Prostate enlargement in men, as they age, can also cause frequent awakening and trips to the toilet. There is a similar condition called "nycturia' in which folks with borderline heart function are able to get circulation to their vital organs and body but at the expense of kidney flow. At night, the blood is shunted more to the kidneys, causing more urine production in those with heart failure.
What can we do to get better sleep?
. Try to get to bed at the same time daily.
. Don't take naps longer than 15 to 20 minutes.
. Avoid caffeine after lunch.
. Avoid alcohol in the evening.
Don't lie in bed for a long time trying to sleep. After 30 minutes get up and do something quiet for a while, then return to bed when you feel sleepy.
Ask your doctor if any of your medications can be keeping you awake. If you have pain problems, ask for help with that as well.
. Exercise a little every day. Regular exercise (but not to soon before bedtime) is also essential for the body to rest effectively. It's also a great stress-reliever.
There are over-the-counter remedies that can work quite well for occasional bouts of insomnia.
. L-Troyptophan at 100 to 300 mg of 5-HTP is a precursor to serotonin. It can be helpful in raising serotonin levels to allow for normal sleep.
. Melatonin at doses of 5 to 10 mg. normally rises as we go to sleep. If these levels are low, taking supplements at bedtime can be helpful. While the levels can be tested with lab work, it's often easier to just try taking it to see if it helps. It's a safe supplement. This agent also has anti-aging properties.
. Folate and iron supplements can help those who suffer from RLS.
Niacin or vitamin B3 at doses of 100 mg. or possibly higher also helps folks to relax. It can also cause uncomfortable skin flushing/itching, however.
. Magnesium at 250 mg. may help, it may also loosen stool however.
. Chamomile tea is also very relaxing, helpful and appears safe for regular use.
Somonex and similar agents contain diphenhydramine, also known as benadryl, which is an antihistamine, can disrupt sleep architecture
. Valeriana officianlis dried root or tea, at 2 to 3 grams, or capsules from 150 to 300 mg. can help. This is related to Valium and may cause sleep architecture disturbances however.
. Passiflora incarnate (best used with 5-HTP) 300 to 450 mg can also help.

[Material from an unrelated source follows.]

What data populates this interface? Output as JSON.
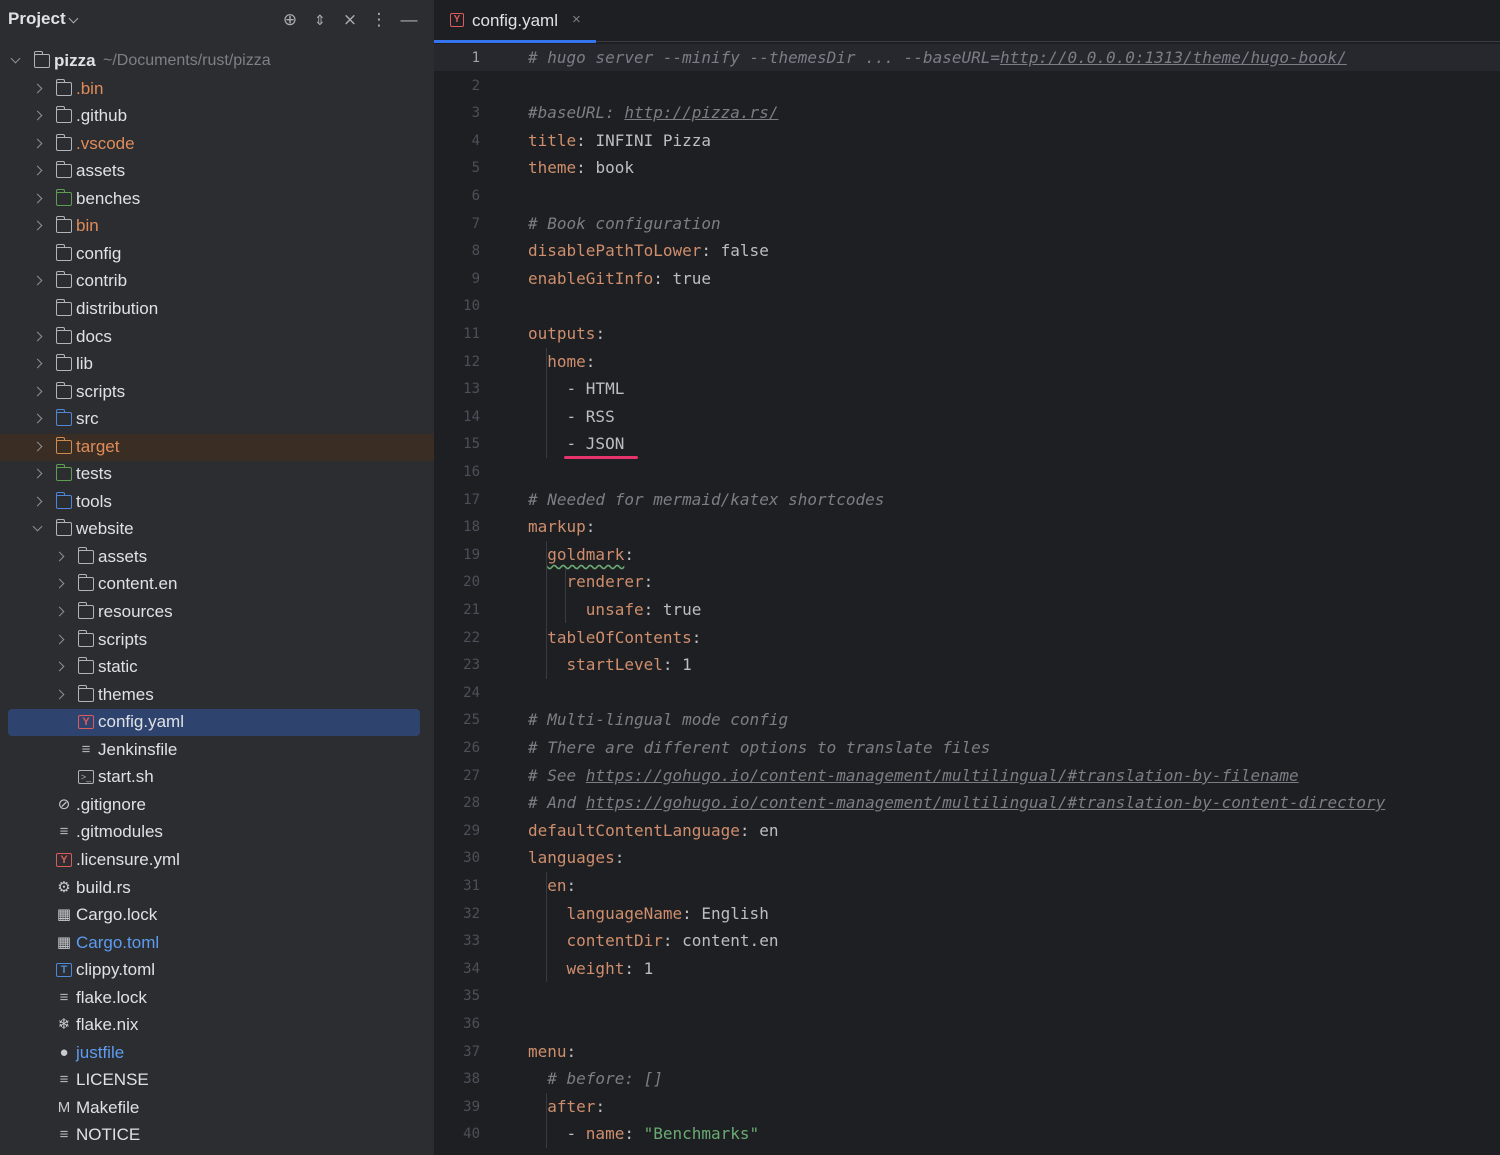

There are several classes of drugs that are useful to produce sleep.
Tri-cyclic anti-depressants, such as Amitryptiline, are safe for long-term use, but can increase risk of falls and cause drowsiness the next day and "hangover."
Certain other anti-depressants also work well. Remeron, at a dose of 15 mg., has sedating qualities but may cause weight gain. It can be used long-term without interruption or danger of sleep architecture changes.
Seroquel is a mood stabilizer/anti-psychotic that is very interesting in that it causes sedation at doses less than 300 mg., but above that, the effect disappears.
Many of the serotonin-active antidepressants help. Typically, depression causes insomnia as well, so if the depression can be improved, the sleep disorder typically resolves as well.
Lunesta is a prescription drug recently released that is advertised as being safe for long-term use. These drugs need to be used cautiously, however, many other drugs initially touted as safe were later found to have problems.
Rozerem is a sleeping pill that works on the brain's melatonin levels. It's also advertised as being safe for long-term use.
Ambien, AmbienCR, Restoril and Sonata. There's a long list of "sleeping pills," including drugs advertised for short-term treatment of anxiety such as Valium, Xanax and Klonopin. These drugs all disrupt sleep architecture and can be taken for short-term intermittent use. It's unwise to take them more than three to four days per week. They can be very useful for rare intermittent insomnia and have the advantage of largely being available generically (this means inexpensively).
If you can't sleep, you may need to see your doctor in pursuit of safe and sweet dreams.
R.J. Oenbrink of Tequesta Family Practice is a board certified doctor of osteopathy. His offices are located at 395 Tequesta Drive, Suite B. Send your questions to: firstname.lastname@example.org. He is available to speak to groups on this or a variety of other topics. Please call his office, if interested, at (561) 746-4333.